Benzodiazepines are commonly implicated in overdoses with multiple medications or substances. If benzodiazepines are taken with other depressants, such as alcohol, heroin or prescribed pain medication, the possibility of fatal overdose is increased (Quick Guide to Drugs and Alcohol, 2017).

Dependence and withdrawal

Benzodiazepines are addictive and only recommended for short-term use. Tolerance can develop quickly, which means that dosage must be increased to get the same effect, increasing the chances of dependence. It is possible to become dependent and suffer withdrawal symptoms after only two weeks of regular use. Dependence can result in cravings and/or physical withdrawal symptoms when benzodiazepines are stopped (Quick Guide to Drugs and Alcohol, 2017).

Withdrawal symptoms vary from person to person and are different depending on the type of benzodiazepine being taken. Symptoms may include:

  • Headaches
  • Aching or twitching muscles
  • Dizziness and tremors
  • Nausea, vomiting, stomach pains
  • Bizarre dreams, difficulty sleeping, fatigue
  • Poor concentration
  • Anxiety and irritability
  • Altered perception, heightening of senses
  • Delusions, hallucinations and paranoia
  • Seizures

Symptoms can be decreased by gradually reducing the dose rather than stopping suddenly (Quick Guide to Drugs and Alcohol, 2017).

Mental health

In 2019, compared with people who had not been diagnosed or treated for a mental health condition in the previous 12 months, people with a mental health condition were 2.1 times as likely to use pharmaceuticals for non-medical purposes (7.6 percent compared with 3.6 percent) (AIHW, 2020).

Treatment

Treatment for benzodiazepine dependence involves a gradual withdrawal of the drug under medical supervision.
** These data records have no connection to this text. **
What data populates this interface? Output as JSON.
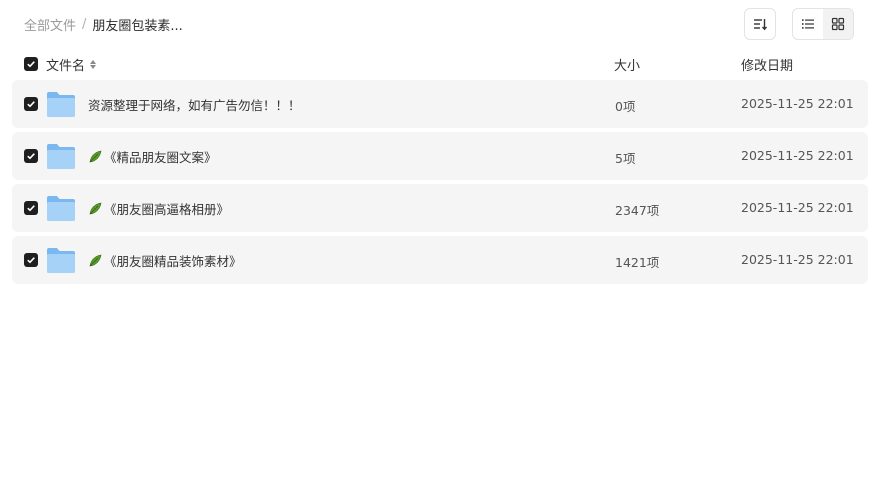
{
  "breadcrumb": {
    "root": "全部文件",
    "separator": "/",
    "current": "朋友圈包装素..."
  },
  "toolbar": {
    "sort_icon": "sort-icon",
    "list_view_icon": "list-view-icon",
    "grid_view_icon": "grid-view-icon",
    "active_view": "grid"
  },
  "table": {
    "columns": {
      "name": "文件名",
      "size": "大小",
      "date": "修改日期"
    },
    "rows": [
      {
        "name": "资源整理于网络，如有广告勿信！！！",
        "size": "0项",
        "date": "2025-11-25 22:01",
        "leaf": false,
        "checked": true
      },
      {
        "name": "《精品朋友圈文案》",
        "size": "5项",
        "date": "2025-11-25 22:01",
        "leaf": true,
        "checked": true
      },
      {
        "name": "《朋友圈高逼格相册》",
        "size": "2347项",
        "date": "2025-11-25 22:01",
        "leaf": true,
        "checked": true
      },
      {
        "name": "《朋友圈精品装饰素材》",
        "size": "1421项",
        "date": "2025-11-25 22:01",
        "leaf": true,
        "checked": true
      }
    ]
  },
  "colors": {
    "checkbox": "#1f1f1f",
    "row_bg": "#f5f5f5",
    "folder": "#8cc4f3"
  }
}
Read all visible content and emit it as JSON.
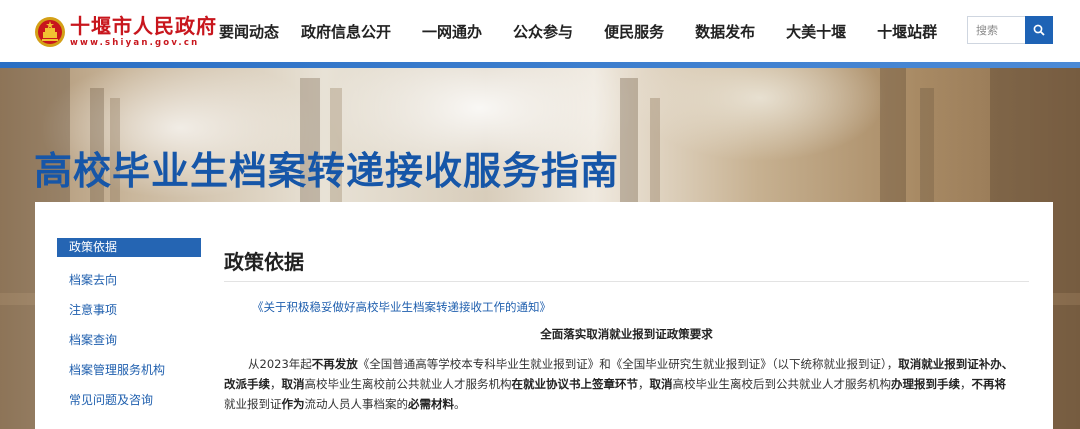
{
  "header": {
    "logo_cn": "十堰市人民政府",
    "logo_en": "www.shiyan.gov.cn",
    "nav": [
      "要闻动态",
      "政府信息公开",
      "一网通办",
      "公众参与",
      "便民服务",
      "数据发布",
      "大美十堰",
      "十堰站群"
    ],
    "search_placeholder": "搜索",
    "brand_color": "#c8161d",
    "accent_color": "#1e63b5"
  },
  "banner": {
    "title": "高校毕业生档案转递接收服务指南"
  },
  "sidebar": {
    "items": [
      "政策依据",
      "档案去向",
      "注意事项",
      "档案查询",
      "档案管理服务机构",
      "常见问题及咨询"
    ],
    "active": "政策依据"
  },
  "main": {
    "title": "政策依据",
    "doc_link": "《关于积极稳妥做好高校毕业生档案转递接收工作的通知》",
    "sub_title": "全面落实取消就业报到证政策要求",
    "para": {
      "s1": "从2023年起",
      "s2": "不再发放",
      "s3": "《全国普通高等学校本专科毕业生就业报到证》和《全国毕业研究生就业报到证》（以下统称就业报到证），",
      "s4": "取消就业报到证补办、改派手续",
      "s5": "，",
      "s6": "取消",
      "s7": "高校毕业生离校前公共就业人才服务机构",
      "s8": "在就业协议书上签章环节",
      "s9": "，",
      "s10": "取消",
      "s11": "高校毕业生离校后到公共就业人才服务机构",
      "s12": "办理报到手续",
      "s13": "，",
      "s14": "不再将",
      "s15": "就业报到证",
      "s16": "作为",
      "s17": "流动人员人事档案的",
      "s18": "必需材料",
      "s19": "。"
    }
  }
}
Doses are often reduced gradually over weeks or months.

Psychological treatments aimed at keeping the person motivated and improving their coping skills are recommended to maintain recovery. Where anxiety or insomnia were part of the original reason for using benzodiazepines, treatments like cognitive behavioural therapy (CBT) can be useful to develop other strategies to deal with these symptoms without using benzodiazepines. Research shows that in the long-term, CBT can be more effective than benzodiazepines for insomnia and anxiety. Good social support can also be very helpful (Quick Guide to Drugs and Alcohol, 2017).

Emergency info

If you, or someone around you, is experiencing undesired or distressing psychological or physical symptoms from the intake of alcohol or other drugs please seek immediate medical attention.

If you need urgent help from ambulance services call Triple Zero (000). If a person has been mixing drugs with alcohol or other drugs, tell the paramedic exactly what has been taken.

Services

For free and confidential advice about alcohol and other drugs, call the National Alcohol and Other Drug hotline on 1800 250 015.

The hotline will automatically direct you to the Alcohol and Drug Information Service in your state or territory.

More resources

The Illicit Drug Reporting System is an Australian monitoring system that identifies emerging trends of local and national interest in illicit drug markets.

The Ecstasy and Related Drugs Reporting System is an Australian monitoring system for ecstasy and related drugs that identifies emerging trends of local and national interest.

The Clinician’s Guide to Illicit Drugs and Health examines the health effects of each of the major illicit drugs.

The Australian Institute of Health and Welfare collects information on alcohol and tobacco consumption, and illicit drug use among the general population in Australia.

The Australian Bureau of Statistics is Australia’s national statistical agency, providing official statistics on a range of economic, social, population and environmental matters of importance to Australia.

Sources

A Quick Guide to Drugs and Alcohol (3rd ed.) (2017). Sydney, Australia: Drug Info.

Alcohol and Drug Foundation (2019). Benzodiazepines. Retrieved from https://adf.org.au/drug-facts/benzodiazepines/

Australian Institute of Health and Welfare (2020). National Drug Strategy Household Survey 2019. Retrieved from https://www.aihw.gov.au/reports/illicit-use-of-drugs/national-drug-strategy-household-survey-2019/contents/summary